Since mechanical working is involved in the fabrication of most types of dispersion-strengthened alloys, these alloys are produced in a strainhardened state and a high density of dislocations is normally present in them. A portion of this dislocation substructure is believed to be stabi lized by the particles and to be present even at the highest temperature of application. Thus, the yield stress in such alloys is determined by a superposition of substructure and dispersion hardening and can be af fected by either thermal or thermomechanical treatment.

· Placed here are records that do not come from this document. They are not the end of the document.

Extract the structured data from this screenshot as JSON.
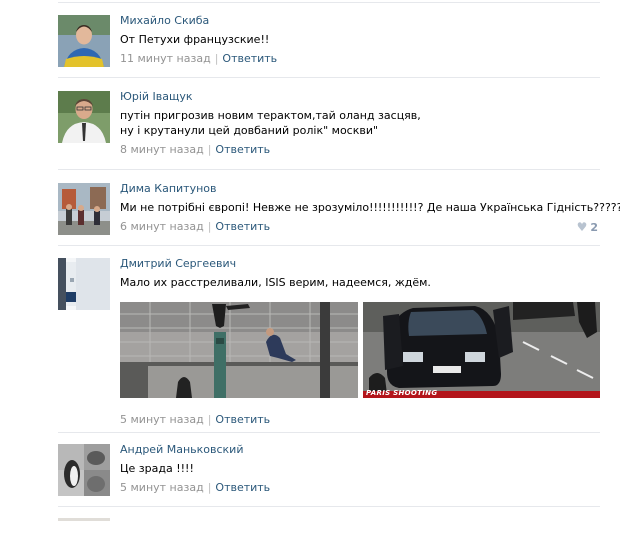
{
  "comments": [
    {
      "author": "Михайло Скиба",
      "text_lines": [
        "От Петухи французские!!"
      ],
      "time": "11 минут назад",
      "reply": "Ответить"
    },
    {
      "author": "Юрій Іващук",
      "text_lines": [
        "путін пригрозив новим терактом,тай оланд засцяв,",
        "ну і крутанули цей довбаний ролік\" москви\""
      ],
      "time": "8 минут назад",
      "reply": "Ответить"
    },
    {
      "author": "Дима Капитунов",
      "text_lines": [
        "Ми не потрібні європі! Невже не зрозуміло!!!!!!!!!!!? Де наша Українська Гідність??????"
      ],
      "time": "6 минут назад",
      "reply": "Ответить",
      "likes": "2"
    },
    {
      "author": "Дмитрий Сергеевич",
      "text_lines": [
        "Мало их расстреливали, ISIS верим, надеемся, ждём."
      ],
      "time": "5 минут назад",
      "reply": "Ответить",
      "photo_caption": "PARIS SHOOTING"
    },
    {
      "author": "Андрей Маньковский",
      "text_lines": [
        "Це зрада !!!!"
      ],
      "time": "5 минут назад",
      "reply": "Ответить"
    }
  ],
  "icons": {
    "like": "heart-icon"
  },
  "colors": {
    "link": "#2b587a",
    "meta": "#939393",
    "divider": "#e6e8ec",
    "news_bar": "#b3151b"
  }
}
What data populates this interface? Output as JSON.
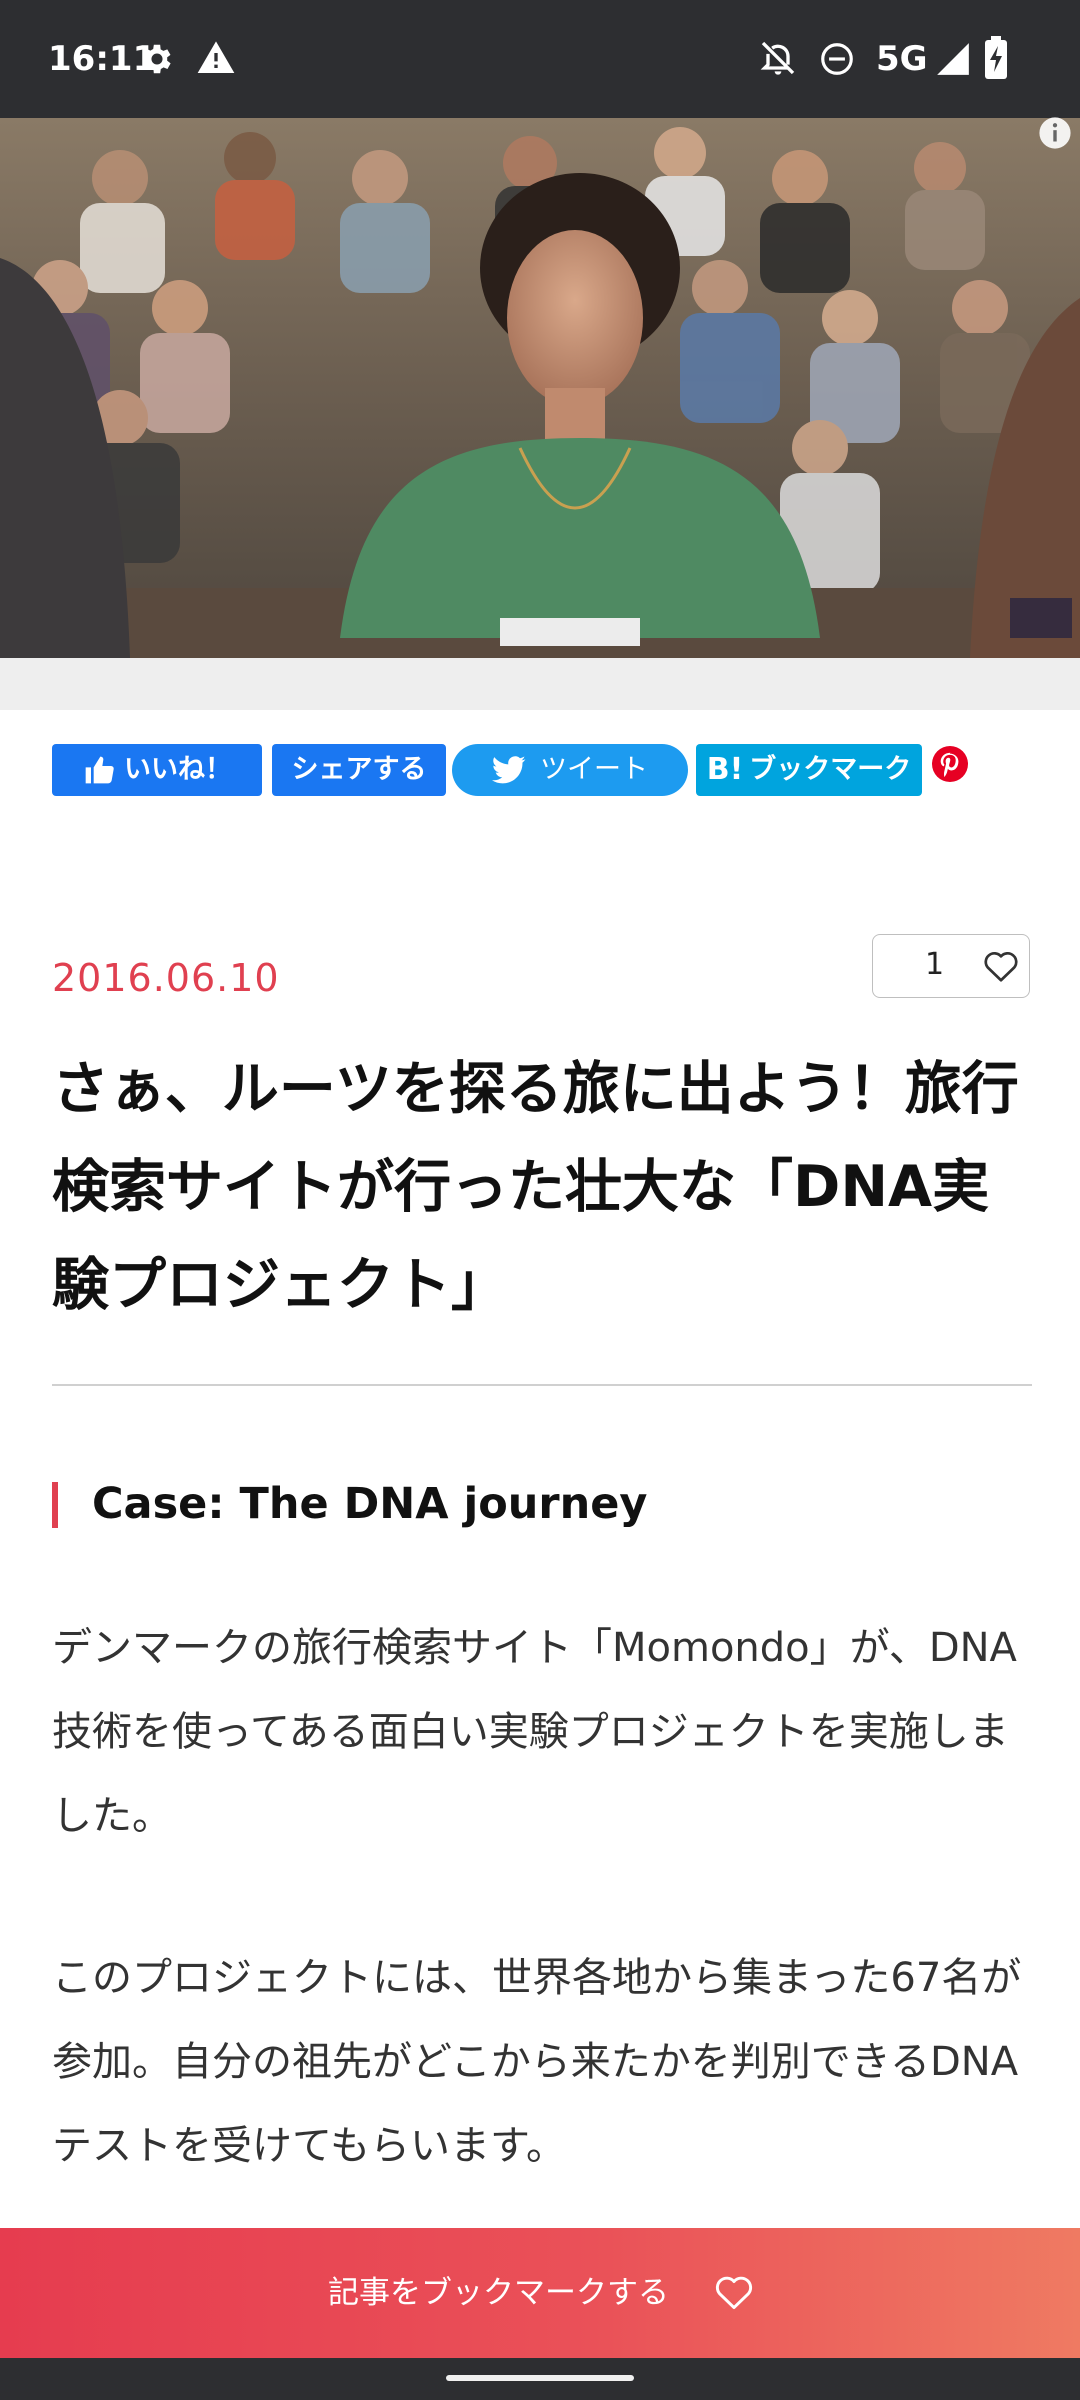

10. D i s l o c a t i o n - p r e c i p i t a t e interactions i n h i g h - v o l u m e - f r a c t i o n alloy (—40 vol % ) . (a), (b) Precipitate shearing, (c) precipitate l o o p i n g . cations through an alloy with a large volume fraction of precipitates than one with a small volume fraction of precipitates, because in the former case more APB per unit length must be produced by the leading dislocation. For a specific particle size, it can also be seen that the stress required for particle looping increases with increasing volume percent.
These sequences have been studied in most binary alloys of interest and have been summarized by Kelly and Nicholson (1963) and Brown and Ham (1971). Most commercially important wrought Al alloys are based on ternary or quaternary systems, A l - M g - C u , A l - M g - Z n , A l - M g - Z n - C u , and Al-Mg-Si being the most prevalent. , one where the precipitate composition does not include the base element. The details of the metallurgy of the ternary and quaternary alloys have been discussed by Speidel and Hyatt (1972).
Alloy and Microstructural Design by John K. Tien